> [Supplied data]
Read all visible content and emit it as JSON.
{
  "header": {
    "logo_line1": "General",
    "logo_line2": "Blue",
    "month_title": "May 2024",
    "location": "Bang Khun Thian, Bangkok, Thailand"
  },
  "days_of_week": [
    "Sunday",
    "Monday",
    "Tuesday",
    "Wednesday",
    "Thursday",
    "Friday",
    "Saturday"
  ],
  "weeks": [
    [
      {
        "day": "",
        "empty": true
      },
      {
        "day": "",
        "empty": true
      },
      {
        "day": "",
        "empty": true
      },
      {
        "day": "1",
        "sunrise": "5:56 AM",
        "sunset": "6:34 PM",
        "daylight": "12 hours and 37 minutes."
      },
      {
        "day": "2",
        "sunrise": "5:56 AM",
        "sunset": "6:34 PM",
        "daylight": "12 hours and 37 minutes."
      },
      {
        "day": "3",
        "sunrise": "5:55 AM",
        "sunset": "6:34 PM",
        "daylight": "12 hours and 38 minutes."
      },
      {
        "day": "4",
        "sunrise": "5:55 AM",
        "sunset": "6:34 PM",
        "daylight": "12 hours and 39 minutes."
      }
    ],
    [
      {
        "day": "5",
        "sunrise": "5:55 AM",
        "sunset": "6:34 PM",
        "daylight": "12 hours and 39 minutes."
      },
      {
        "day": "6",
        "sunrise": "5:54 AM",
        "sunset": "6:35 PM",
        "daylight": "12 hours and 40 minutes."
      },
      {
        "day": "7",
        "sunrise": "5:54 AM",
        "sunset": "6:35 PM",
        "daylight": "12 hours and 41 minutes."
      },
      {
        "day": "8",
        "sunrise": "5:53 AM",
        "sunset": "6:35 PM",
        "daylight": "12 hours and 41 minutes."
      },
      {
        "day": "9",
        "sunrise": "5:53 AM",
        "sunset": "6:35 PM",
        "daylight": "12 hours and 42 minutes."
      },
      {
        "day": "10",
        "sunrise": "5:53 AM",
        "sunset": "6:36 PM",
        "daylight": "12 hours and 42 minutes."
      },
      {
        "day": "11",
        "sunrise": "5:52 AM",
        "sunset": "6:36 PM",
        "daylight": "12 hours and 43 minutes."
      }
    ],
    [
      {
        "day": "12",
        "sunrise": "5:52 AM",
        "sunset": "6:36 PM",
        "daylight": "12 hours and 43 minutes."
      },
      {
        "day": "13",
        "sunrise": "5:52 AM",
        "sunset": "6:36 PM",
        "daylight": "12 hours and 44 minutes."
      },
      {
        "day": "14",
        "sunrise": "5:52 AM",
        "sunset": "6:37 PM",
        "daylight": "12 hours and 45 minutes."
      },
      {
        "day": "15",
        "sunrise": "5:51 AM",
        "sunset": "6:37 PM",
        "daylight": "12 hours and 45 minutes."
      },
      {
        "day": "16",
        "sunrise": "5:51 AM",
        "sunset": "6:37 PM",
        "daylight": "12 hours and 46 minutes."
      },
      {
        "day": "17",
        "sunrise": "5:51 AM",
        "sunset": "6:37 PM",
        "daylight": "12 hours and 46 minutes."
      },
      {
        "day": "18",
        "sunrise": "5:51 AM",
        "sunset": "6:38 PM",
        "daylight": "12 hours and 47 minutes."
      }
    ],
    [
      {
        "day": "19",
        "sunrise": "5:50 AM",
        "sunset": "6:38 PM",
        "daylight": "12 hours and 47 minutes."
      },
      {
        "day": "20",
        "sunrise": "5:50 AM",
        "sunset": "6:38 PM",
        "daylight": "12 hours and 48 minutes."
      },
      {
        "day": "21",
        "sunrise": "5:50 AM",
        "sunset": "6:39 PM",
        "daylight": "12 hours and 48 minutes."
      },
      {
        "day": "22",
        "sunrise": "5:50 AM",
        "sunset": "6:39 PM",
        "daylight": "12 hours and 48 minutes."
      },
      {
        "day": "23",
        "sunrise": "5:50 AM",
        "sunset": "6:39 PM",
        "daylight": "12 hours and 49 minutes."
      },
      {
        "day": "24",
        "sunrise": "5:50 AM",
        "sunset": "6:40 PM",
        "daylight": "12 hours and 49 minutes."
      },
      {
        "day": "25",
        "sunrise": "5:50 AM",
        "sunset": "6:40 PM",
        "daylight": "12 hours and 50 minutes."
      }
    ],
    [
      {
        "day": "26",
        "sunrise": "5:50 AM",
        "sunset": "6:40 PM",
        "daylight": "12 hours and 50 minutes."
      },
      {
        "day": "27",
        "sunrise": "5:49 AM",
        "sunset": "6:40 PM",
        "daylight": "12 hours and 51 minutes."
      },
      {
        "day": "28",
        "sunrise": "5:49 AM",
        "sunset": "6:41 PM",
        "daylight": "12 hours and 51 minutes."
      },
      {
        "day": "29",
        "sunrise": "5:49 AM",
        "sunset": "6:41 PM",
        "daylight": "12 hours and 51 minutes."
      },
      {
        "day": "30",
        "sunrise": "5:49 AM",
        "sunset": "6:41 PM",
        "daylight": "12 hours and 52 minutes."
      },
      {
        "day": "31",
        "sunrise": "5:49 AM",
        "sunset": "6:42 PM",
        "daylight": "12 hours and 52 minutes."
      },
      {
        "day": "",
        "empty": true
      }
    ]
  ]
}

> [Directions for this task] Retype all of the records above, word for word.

> [Response box]
Read all visible content and emit it as JSON.
{
  "header": {
    "logo_line1": "General",
    "logo_line2": "Blue",
    "month_title": "May 2024",
    "location": "Bang Khun Thian, Bangkok, Thailand"
  },
  "days_of_week": [
    "Sunday",
    "Monday",
    "Tuesday",
    "Wednesday",
    "Thursday",
    "Friday",
    "Saturday"
  ],
  "weeks": [
    [
      {
        "day": "",
        "empty": true
      },
      {
        "day": "",
        "empty": true
      },
      {
        "day": "",
        "empty": true
      },
      {
        "day": "1",
        "sunrise": "5:56 AM",
        "sunset": "6:34 PM",
        "daylight": "12 hours and 37 minutes."
      },
      {
        "day": "2",
        "sunrise": "5:56 AM",
        "sunset": "6:34 PM",
        "daylight": "12 hours and 37 minutes."
      },
      {
        "day": "3",
        "sunrise": "5:55 AM",
        "sunset": "6:34 PM",
        "daylight": "12 hours and 38 minutes."
      },
      {
        "day": "4",
        "sunrise": "5:55 AM",
        "sunset": "6:34 PM",
        "daylight": "12 hours and 39 minutes."
      }
    ],
    [
      {
        "day": "5",
        "sunrise": "5:55 AM",
        "sunset": "6:34 PM",
        "daylight": "12 hours and 39 minutes."
      },
      {
        "day": "6",
        "sunrise": "5:54 AM",
        "sunset": "6:35 PM",
        "daylight": "12 hours and 40 minutes."
      },
      {
        "day": "7",
        "sunrise": "5:54 AM",
        "sunset": "6:35 PM",
        "daylight": "12 hours and 41 minutes."
      },
      {
        "day": "8",
        "sunrise": "5:53 AM",
        "sunset": "6:35 PM",
        "daylight": "12 hours and 41 minutes."
      },
      {
        "day": "9",
        "sunrise": "5:53 AM",
        "sunset": "6:35 PM",
        "daylight": "12 hours and 42 minutes."
      },
      {
        "day": "10",
        "sunrise": "5:53 AM",
        "sunset": "6:36 PM",
        "daylight": "12 hours and 42 minutes."
      },
      {
        "day": "11",
        "sunrise": "5:52 AM",
        "sunset": "6:36 PM",
        "daylight": "12 hours and 43 minutes."
      }
    ],
    [
      {
        "day": "12",
        "sunrise": "5:52 AM",
        "sunset": "6:36 PM",
        "daylight": "12 hours and 43 minutes."
      },
      {
        "day": "13",
        "sunrise": "5:52 AM",
        "sunset": "6:36 PM",
        "daylight": "12 hours and 44 minutes."
      },
      {
        "day": "14",
        "sunrise": "5:52 AM",
        "sunset": "6:37 PM",
        "daylight": "12 hours and 45 minutes."
      },
      {
        "day": "15",
        "sunrise": "5:51 AM",
        "sunset": "6:37 PM",
        "daylight": "12 hours and 45 minutes."
      },
      {
        "day": "16",
        "sunrise": "5:51 AM",
        "sunset": "6:37 PM",
        "daylight": "12 hours and 46 minutes."
      },
      {
        "day": "17",
        "sunrise": "5:51 AM",
        "sunset": "6:37 PM",
        "daylight": "12 hours and 46 minutes."
      },
      {
        "day": "18",
        "sunrise": "5:51 AM",
        "sunset": "6:38 PM",
        "daylight": "12 hours and 47 minutes."
      }
    ],
    [
      {
        "day": "19",
        "sunrise": "5:50 AM",
        "sunset": "6:38 PM",
        "daylight": "12 hours and 47 minutes."
      },
      {
        "day": "20",
        "sunrise": "5:50 AM",
        "sunset": "6:38 PM",
        "daylight": "12 hours and 48 minutes."
      },
      {
        "day": "21",
        "sunrise": "5:50 AM",
        "sunset": "6:39 PM",
        "daylight": "12 hours and 48 minutes."
      },
      {
        "day": "22",
        "sunrise": "5:50 AM",
        "sunset": "6:39 PM",
        "daylight": "12 hours and 48 minutes."
      },
      {
        "day": "23",
        "sunrise": "5:50 AM",
        "sunset": "6:39 PM",
        "daylight": "12 hours and 49 minutes."
      },
      {
        "day": "24",
        "sunrise": "5:50 AM",
        "sunset": "6:40 PM",
        "daylight": "12 hours and 49 minutes."
      },
      {
        "day": "25",
        "sunrise": "5:50 AM",
        "sunset": "6:40 PM",
        "daylight": "12 hours and 50 minutes."
      }
    ],
    [
      {
        "day": "26",
        "sunrise": "5:50 AM",
        "sunset": "6:40 PM",
        "daylight": "12 hours and 50 minutes."
      },
      {
        "day": "27",
        "sunrise": "5:49 AM",
        "sunset": "6:40 PM",
        "daylight": "12 hours and 51 minutes."
      },
      {
        "day": "28",
        "sunrise": "5:49 AM",
        "sunset": "6:41 PM",
        "daylight": "12 hours and 51 minutes."
      },
      {
        "day": "29",
        "sunrise": "5:49 AM",
        "sunset": "6:41 PM",
        "daylight": "12 hours and 51 minutes."
      },
      {
        "day": "30",
        "sunrise": "5:49 AM",
        "sunset": "6:41 PM",
        "daylight": "12 hours and 52 minutes."
      },
      {
        "day": "31",
        "sunrise": "5:49 AM",
        "sunset": "6:42 PM",
        "daylight": "12 hours and 52 minutes."
      },
      {
        "day": "",
        "empty": true
      }
    ]
  ]
}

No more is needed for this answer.